Images should be omitted while the rest of the data is duplicated exactly.

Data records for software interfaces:

****

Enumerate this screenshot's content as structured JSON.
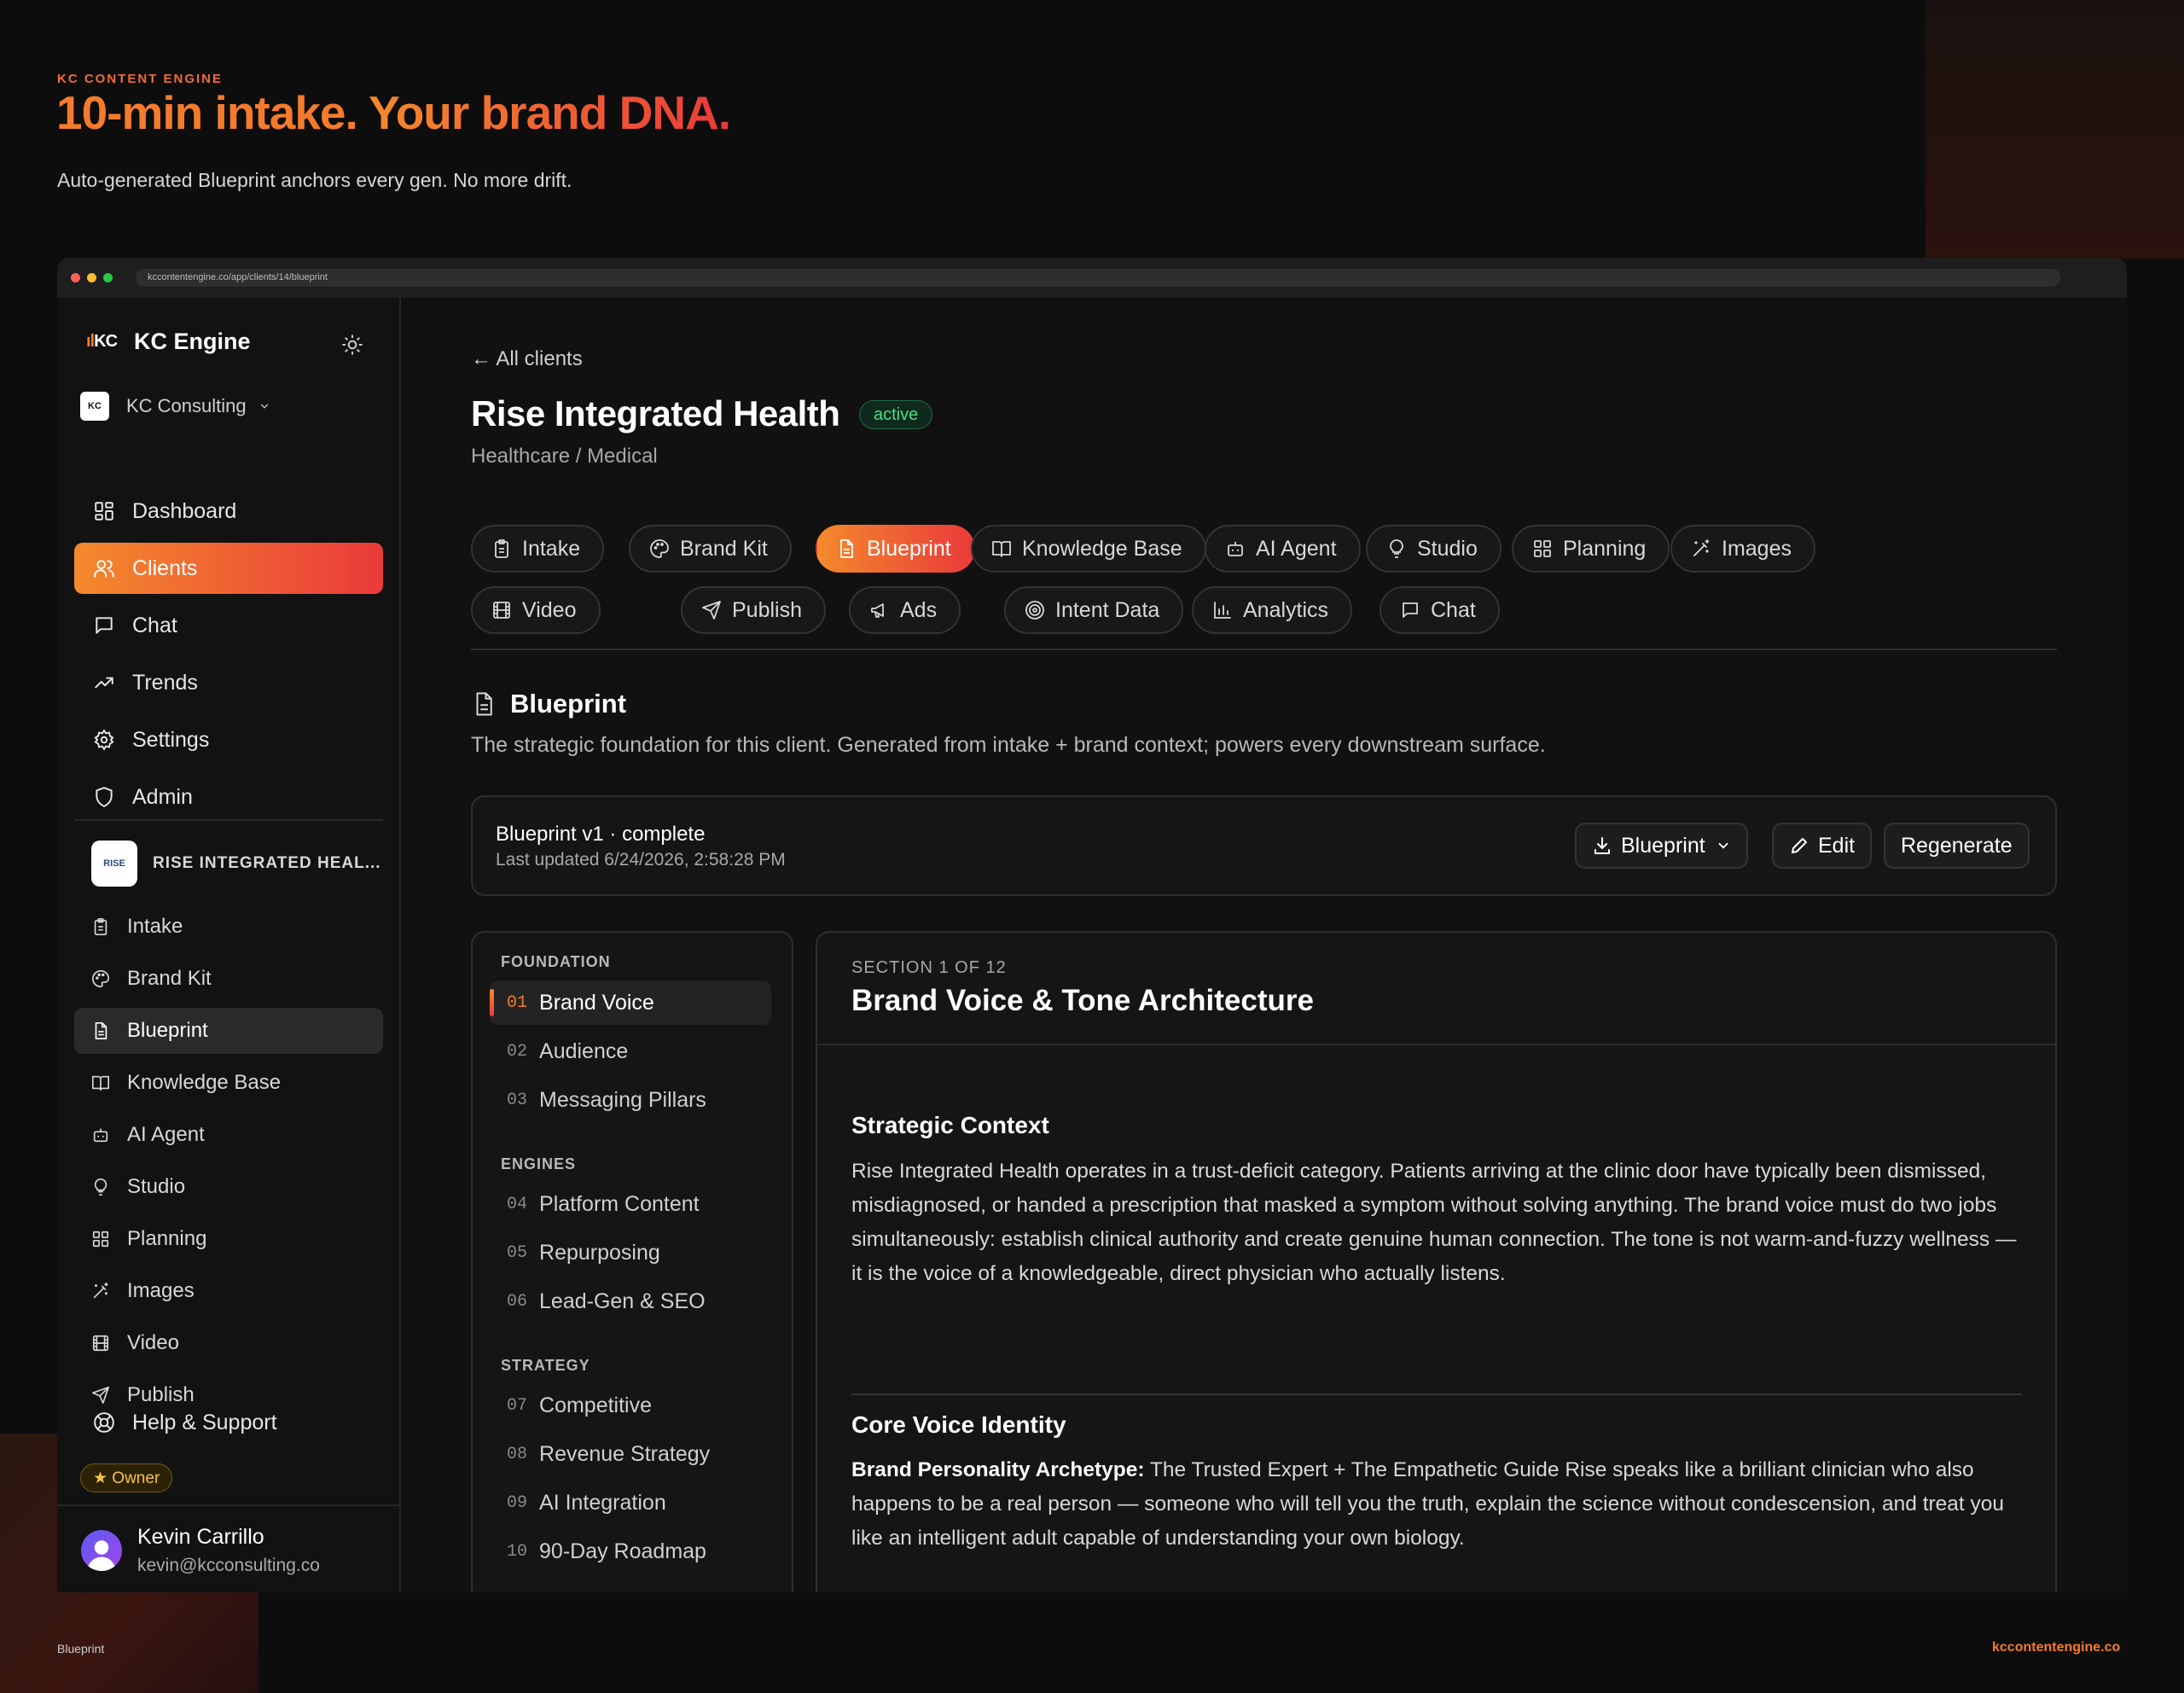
{
  "hero": {
    "eyebrow": "KC CONTENT ENGINE",
    "title_a": "10-min intake. ",
    "title_b": "Your brand DNA.",
    "subtitle": "Auto-generated Blueprint anchors every gen. No more drift."
  },
  "browser": {
    "url": "kccontentengine.co/app/clients/14/blueprint"
  },
  "sidebar": {
    "app_name": "KC Engine",
    "logo_text": "KC",
    "org_logo_text": "KC",
    "org_name": "KC Consulting",
    "nav": [
      {
        "label": "Dashboard",
        "icon": "dashboard-icon"
      },
      {
        "label": "Clients",
        "icon": "users-icon",
        "active": true
      },
      {
        "label": "Chat",
        "icon": "chat-icon"
      },
      {
        "label": "Trends",
        "icon": "trending-icon"
      },
      {
        "label": "Settings",
        "icon": "gear-icon"
      },
      {
        "label": "Admin",
        "icon": "shield-icon"
      }
    ],
    "client_name": "RISE INTEGRATED HEAL...",
    "client_logo_text": "RISE",
    "client_nav": [
      {
        "label": "Intake",
        "icon": "clipboard-icon"
      },
      {
        "label": "Brand Kit",
        "icon": "palette-icon"
      },
      {
        "label": "Blueprint",
        "icon": "document-icon",
        "active": true
      },
      {
        "label": "Knowledge Base",
        "icon": "book-icon"
      },
      {
        "label": "AI Agent",
        "icon": "bot-icon"
      },
      {
        "label": "Studio",
        "icon": "lightbulb-icon"
      },
      {
        "label": "Planning",
        "icon": "grid-icon"
      },
      {
        "label": "Images",
        "icon": "wand-icon"
      },
      {
        "label": "Video",
        "icon": "film-icon"
      },
      {
        "label": "Publish",
        "icon": "send-icon"
      }
    ],
    "help": "Help & Support",
    "owner_badge": "★ Owner",
    "user": {
      "name": "Kevin Carrillo",
      "email": "kevin@kcconsulting.co"
    }
  },
  "main": {
    "back_link": "← All clients",
    "client_title": "Rise Integrated Health",
    "status_badge": "active",
    "industry": "Healthcare / Medical",
    "tabs": [
      {
        "label": "Intake",
        "icon": "clipboard-icon"
      },
      {
        "label": "Brand Kit",
        "icon": "palette-icon"
      },
      {
        "label": "Blueprint",
        "icon": "document-icon",
        "active": true
      },
      {
        "label": "Knowledge Base",
        "icon": "book-icon"
      },
      {
        "label": "AI Agent",
        "icon": "bot-icon"
      },
      {
        "label": "Studio",
        "icon": "lightbulb-icon"
      },
      {
        "label": "Planning",
        "icon": "grid-icon"
      },
      {
        "label": "Images",
        "icon": "wand-icon"
      },
      {
        "label": "Video",
        "icon": "film-icon"
      },
      {
        "label": "Publish",
        "icon": "send-icon"
      },
      {
        "label": "Ads",
        "icon": "megaphone-icon"
      },
      {
        "label": "Intent Data",
        "icon": "target-icon"
      },
      {
        "label": "Analytics",
        "icon": "bar-chart-icon"
      },
      {
        "label": "Chat",
        "icon": "chat-icon"
      }
    ],
    "section_title": "Blueprint",
    "section_desc": "The strategic foundation for this client. Generated from intake + brand context; powers every downstream surface.",
    "status_card": {
      "title": "Blueprint v1 · complete",
      "updated": "Last updated 6/24/2026, 2:58:28 PM",
      "download_label": "Blueprint",
      "edit_label": "Edit",
      "regenerate_label": "Regenerate"
    },
    "toc": {
      "groups": [
        {
          "label": "FOUNDATION",
          "items": [
            {
              "num": "01",
              "label": "Brand Voice",
              "active": true
            },
            {
              "num": "02",
              "label": "Audience"
            },
            {
              "num": "03",
              "label": "Messaging Pillars"
            }
          ]
        },
        {
          "label": "ENGINES",
          "items": [
            {
              "num": "04",
              "label": "Platform Content"
            },
            {
              "num": "05",
              "label": "Repurposing"
            },
            {
              "num": "06",
              "label": "Lead-Gen & SEO"
            }
          ]
        },
        {
          "label": "STRATEGY",
          "items": [
            {
              "num": "07",
              "label": "Competitive"
            },
            {
              "num": "08",
              "label": "Revenue Strategy"
            },
            {
              "num": "09",
              "label": "AI Integration"
            },
            {
              "num": "10",
              "label": "90-Day Roadmap"
            }
          ]
        }
      ]
    },
    "content": {
      "eyebrow": "SECTION 1 OF 12",
      "title": "Brand Voice & Tone Architecture",
      "h1": "Strategic Context",
      "p1": "Rise Integrated Health operates in a trust-deficit category. Patients arriving at the clinic door have typically been dismissed, misdiagnosed, or handed a prescription that masked a symptom without solving anything. The brand voice must do two jobs simultaneously: establish clinical authority and create genuine human connection. The tone is not warm-and-fuzzy wellness — it is the voice of a knowledgeable, direct physician who actually listens.",
      "h2": "Core Voice Identity",
      "p2_label": "Brand Personality Archetype:",
      "p2": " The Trusted Expert + The Empathetic Guide Rise speaks like a brilliant clinician who also happens to be a real person — someone who will tell you the truth, explain the science without condescension, and treat you like an intelligent adult capable of understanding your own biology."
    }
  },
  "footer": {
    "left": "Blueprint",
    "right": "kccontentengine.co"
  },
  "colors": {
    "accent_start": "#f48a2c",
    "accent_end": "#ea3a3a",
    "success": "#4ade80",
    "owner": "#f5c542"
  }
}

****

▶ [Task result]:
Enumerate this screenshot's content as structured JSON.
{
  "hero": {
    "eyebrow": "KC CONTENT ENGINE",
    "title_a": "10-min intake. ",
    "title_b": "Your brand DNA.",
    "subtitle": "Auto-generated Blueprint anchors every gen. No more drift."
  },
  "browser": {
    "url": "kccontentengine.co/app/clients/14/blueprint"
  },
  "sidebar": {
    "app_name": "KC Engine",
    "logo_text": "KC",
    "org_logo_text": "KC",
    "org_name": "KC Consulting",
    "nav": [
      {
        "label": "Dashboard",
        "icon": "dashboard-icon"
      },
      {
        "label": "Clients",
        "icon": "users-icon",
        "active": true
      },
      {
        "label": "Chat",
        "icon": "chat-icon"
      },
      {
        "label": "Trends",
        "icon": "trending-icon"
      },
      {
        "label": "Settings",
        "icon": "gear-icon"
      },
      {
        "label": "Admin",
        "icon": "shield-icon"
      }
    ],
    "client_name": "RISE INTEGRATED HEAL...",
    "client_logo_text": "RISE",
    "client_nav": [
      {
        "label": "Intake",
        "icon": "clipboard-icon"
      },
      {
        "label": "Brand Kit",
        "icon": "palette-icon"
      },
      {
        "label": "Blueprint",
        "icon": "document-icon",
        "active": true
      },
      {
        "label": "Knowledge Base",
        "icon": "book-icon"
      },
      {
        "label": "AI Agent",
        "icon": "bot-icon"
      },
      {
        "label": "Studio",
        "icon": "lightbulb-icon"
      },
      {
        "label": "Planning",
        "icon": "grid-icon"
      },
      {
        "label": "Images",
        "icon": "wand-icon"
      },
      {
        "label": "Video",
        "icon": "film-icon"
      },
      {
        "label": "Publish",
        "icon": "send-icon"
      }
    ],
    "help": "Help & Support",
    "owner_badge": "★ Owner",
    "user": {
      "name": "Kevin Carrillo",
      "email": "kevin@kcconsulting.co"
    }
  },
  "main": {
    "back_link": "← All clients",
    "client_title": "Rise Integrated Health",
    "status_badge": "active",
    "industry": "Healthcare / Medical",
    "tabs": [
      {
        "label": "Intake",
        "icon": "clipboard-icon"
      },
      {
        "label": "Brand Kit",
        "icon": "palette-icon"
      },
      {
        "label": "Blueprint",
        "icon": "document-icon",
        "active": true
      },
      {
        "label": "Knowledge Base",
        "icon": "book-icon"
      },
      {
        "label": "AI Agent",
        "icon": "bot-icon"
      },
      {
        "label": "Studio",
        "icon": "lightbulb-icon"
      },
      {
        "label": "Planning",
        "icon": "grid-icon"
      },
      {
        "label": "Images",
        "icon": "wand-icon"
      },
      {
        "label": "Video",
        "icon": "film-icon"
      },
      {
        "label": "Publish",
        "icon": "send-icon"
      },
      {
        "label": "Ads",
        "icon": "megaphone-icon"
      },
      {
        "label": "Intent Data",
        "icon": "target-icon"
      },
      {
        "label": "Analytics",
        "icon": "bar-chart-icon"
      },
      {
        "label": "Chat",
        "icon": "chat-icon"
      }
    ],
    "section_title": "Blueprint",
    "section_desc": "The strategic foundation for this client. Generated from intake + brand context; powers every downstream surface.",
    "status_card": {
      "title": "Blueprint v1 · complete",
      "updated": "Last updated 6/24/2026, 2:58:28 PM",
      "download_label": "Blueprint",
      "edit_label": "Edit",
      "regenerate_label": "Regenerate"
    },
    "toc": {
      "groups": [
        {
          "label": "FOUNDATION",
          "items": [
            {
              "num": "01",
              "label": "Brand Voice",
              "active": true
            },
            {
              "num": "02",
              "label": "Audience"
            },
            {
              "num": "03",
              "label": "Messaging Pillars"
            }
          ]
        },
        {
          "label": "ENGINES",
          "items": [
            {
              "num": "04",
              "label": "Platform Content"
            },
            {
              "num": "05",
              "label": "Repurposing"
            },
            {
              "num": "06",
              "label": "Lead-Gen & SEO"
            }
          ]
        },
        {
          "label": "STRATEGY",
          "items": [
            {
              "num": "07",
              "label": "Competitive"
            },
            {
              "num": "08",
              "label": "Revenue Strategy"
            },
            {
              "num": "09",
              "label": "AI Integration"
            },
            {
              "num": "10",
              "label": "90-Day Roadmap"
            }
          ]
        }
      ]
    },
    "content": {
      "eyebrow": "SECTION 1 OF 12",
      "title": "Brand Voice & Tone Architecture",
      "h1": "Strategic Context",
      "p1": "Rise Integrated Health operates in a trust-deficit category. Patients arriving at the clinic door have typically been dismissed, misdiagnosed, or handed a prescription that masked a symptom without solving anything. The brand voice must do two jobs simultaneously: establish clinical authority and create genuine human connection. The tone is not warm-and-fuzzy wellness — it is the voice of a knowledgeable, direct physician who actually listens.",
      "h2": "Core Voice Identity",
      "p2_label": "Brand Personality Archetype:",
      "p2": " The Trusted Expert + The Empathetic Guide Rise speaks like a brilliant clinician who also happens to be a real person — someone who will tell you the truth, explain the science without condescension, and treat you like an intelligent adult capable of understanding your own biology."
    }
  },
  "footer": {
    "left": "Blueprint",
    "right": "kccontentengine.co"
  },
  "colors": {
    "accent_start": "#f48a2c",
    "accent_end": "#ea3a3a",
    "success": "#4ade80",
    "owner": "#f5c542"
  }
}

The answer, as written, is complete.